In 1908 Ford brought a new vehicle onto the American market: the "Model T". In the years that followed, the automobile won several races and set new speed records. The "Model T" became famous nationwide and sold well. Soon it will also be called "Tin Lizzy" in the USA and "Blechliesl" in Germany. But the real breakthrough comes five years later:

Assembly line worker around 1913 in Henry Ford's automobile factory

In 1913, Henry Ford ran an assembly line in his manufacturing facility for the first time. Three years earlier, in 1910, the automobile manufacturer visits the Chicago slaughterhouse. He observes how the butchers slaughter and cut the pigs there. The slaughtered pigs hang from the ceiling on a kind of conveyor belt and can be pushed from one butcher to the next. Each individual butcher has only a few movements to do, then he passes the pig on to the next colleague. That gives Henry Ford an idea: He wants to assemble cars according to the same principle as butchers take apart pigs in a slaughterhouse.

More cars, more profit, more wages

1920: The five millionth copy of the "Model T"

Henry Ford did not invent the assembly line, and others have used it in automobile construction before him. However, he is the first to use it consistently in production. On January 14, 1914, the Ford factory introduced assembly line production in Detroit. With success: because each worker only does a few movements, the work processes are accelerated. More "Model T" vehicles can be produced at the same time. The increasing production figures are also reflected financially: In 1914 Ford makes 30 million US dollars in profits. In 1916 it was already 60 million US dollars.

Ford's workers also share in this success: On January 5, 1914, Henry Ford announced to the press that he would double the hourly wages from January 12th and introduce an eight-hour day in his factories for workers in the USA since the middle of the 19th century and fight in Europe. Ford is by no means the first to reduce daily working hours, but it is still one of the pioneers among entrepreneurs.

Excursion into the countryside with the "Model T" in 1923

Because Ford produces cheaper than the competition, it can also lower prices. In 1908 a "Model T" still costs $ 850. After the introduction of the assembly line, the price drops to $ 300. At this price, the workers who build the "Model T" can also buy such a car. "One day - one dollar. One year - one Ford" is how Ford sums up its concept: The car should become a mass product that everyone can afford.

The most successful car in the world

Ford's design became a long-runner: in 1925 every second car in the world was a "Model T". When another model replaced the car called "Tin Lizzy" and "Blechliesl" in 1927, Ford sold around 15 million vehicles of this type. It wasn't until 1972 that another car broke this production record: the VW Beetle.

Cars from German assembly lines

The "tree frog" from Opel

The new production process found imitators in Germany too: in 1920 the brothers and automobile manufacturers Fritz and Wilhelm Opel traveled to Detroit.
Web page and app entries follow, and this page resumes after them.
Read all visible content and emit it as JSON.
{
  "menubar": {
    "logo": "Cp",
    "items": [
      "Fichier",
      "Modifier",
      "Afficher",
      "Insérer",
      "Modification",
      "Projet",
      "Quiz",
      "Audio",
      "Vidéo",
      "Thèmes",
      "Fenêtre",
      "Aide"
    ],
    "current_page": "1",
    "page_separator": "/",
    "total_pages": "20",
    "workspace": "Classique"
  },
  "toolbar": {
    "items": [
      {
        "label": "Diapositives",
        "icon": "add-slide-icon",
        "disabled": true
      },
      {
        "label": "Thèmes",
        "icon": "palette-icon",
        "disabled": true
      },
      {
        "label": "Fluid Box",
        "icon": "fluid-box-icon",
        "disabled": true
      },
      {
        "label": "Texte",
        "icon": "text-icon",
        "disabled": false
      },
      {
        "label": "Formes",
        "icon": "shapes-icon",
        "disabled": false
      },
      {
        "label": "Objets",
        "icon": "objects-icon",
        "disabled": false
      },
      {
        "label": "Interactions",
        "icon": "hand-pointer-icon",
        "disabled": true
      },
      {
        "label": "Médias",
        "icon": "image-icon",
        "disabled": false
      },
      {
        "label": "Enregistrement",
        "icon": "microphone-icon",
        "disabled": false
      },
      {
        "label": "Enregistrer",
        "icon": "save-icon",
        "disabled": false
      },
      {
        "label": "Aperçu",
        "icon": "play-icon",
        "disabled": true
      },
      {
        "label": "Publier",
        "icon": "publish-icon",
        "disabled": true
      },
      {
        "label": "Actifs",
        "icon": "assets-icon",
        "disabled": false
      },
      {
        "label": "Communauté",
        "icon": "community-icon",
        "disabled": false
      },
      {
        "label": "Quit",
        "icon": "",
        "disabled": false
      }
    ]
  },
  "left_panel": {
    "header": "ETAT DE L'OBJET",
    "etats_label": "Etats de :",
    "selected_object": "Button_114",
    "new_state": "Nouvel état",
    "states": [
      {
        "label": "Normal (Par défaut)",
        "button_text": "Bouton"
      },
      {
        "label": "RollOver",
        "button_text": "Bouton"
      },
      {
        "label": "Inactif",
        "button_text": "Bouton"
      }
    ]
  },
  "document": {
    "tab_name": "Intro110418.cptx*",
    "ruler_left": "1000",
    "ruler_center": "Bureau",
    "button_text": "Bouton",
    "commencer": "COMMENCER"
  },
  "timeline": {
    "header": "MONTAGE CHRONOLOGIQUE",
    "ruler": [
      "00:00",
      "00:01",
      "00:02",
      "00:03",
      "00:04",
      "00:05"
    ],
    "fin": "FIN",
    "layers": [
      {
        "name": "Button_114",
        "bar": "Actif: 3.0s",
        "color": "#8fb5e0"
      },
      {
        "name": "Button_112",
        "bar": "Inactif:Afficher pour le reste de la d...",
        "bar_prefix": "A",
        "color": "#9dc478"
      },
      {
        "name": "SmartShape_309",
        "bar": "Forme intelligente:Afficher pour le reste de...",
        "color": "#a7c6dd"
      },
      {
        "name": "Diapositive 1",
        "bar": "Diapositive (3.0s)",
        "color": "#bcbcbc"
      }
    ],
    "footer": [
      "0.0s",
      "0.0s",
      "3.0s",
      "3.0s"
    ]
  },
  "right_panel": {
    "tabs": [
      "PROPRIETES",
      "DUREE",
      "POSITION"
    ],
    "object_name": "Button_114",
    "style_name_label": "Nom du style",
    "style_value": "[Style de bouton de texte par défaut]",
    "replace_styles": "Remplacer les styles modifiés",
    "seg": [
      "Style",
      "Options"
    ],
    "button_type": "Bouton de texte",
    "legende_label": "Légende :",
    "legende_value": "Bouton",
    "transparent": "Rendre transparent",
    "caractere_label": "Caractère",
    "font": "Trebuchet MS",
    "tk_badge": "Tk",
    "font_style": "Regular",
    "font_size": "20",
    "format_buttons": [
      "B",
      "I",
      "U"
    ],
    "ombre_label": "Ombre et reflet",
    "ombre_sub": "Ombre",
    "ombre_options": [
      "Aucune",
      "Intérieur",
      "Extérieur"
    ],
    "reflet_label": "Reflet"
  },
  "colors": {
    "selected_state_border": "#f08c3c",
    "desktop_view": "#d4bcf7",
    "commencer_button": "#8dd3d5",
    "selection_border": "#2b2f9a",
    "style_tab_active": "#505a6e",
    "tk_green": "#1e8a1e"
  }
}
After their return, they radically rebuild the Opel plant in Rüsselsheim. The first assembly line in Germany is installed there in 1924. The first car to come off the line is the so-called "Laubfrosch" (Opel 4/12 PS). The new production process also makes cars affordable for German customers: At Opel, the price has dropped from 4,500 marks to 1,990 marks thanks to lower production costs. The car is no longer an expensive luxury good for a few, but is becoming a means of transport for many.

  • Travel stories of Henry Ford and others. radioReisen, May 17th, 2020 at 1:05 pm, Bavaria 2
  • Fordlandia. radioZeitreisen, 07/28/2013 at 1:05 p.m., Bavaria 2
  • Henry Ford: From Hitler's hero to the idol of the world. radioWissen, March 18, 2021 at 9:05 am, Bayern 2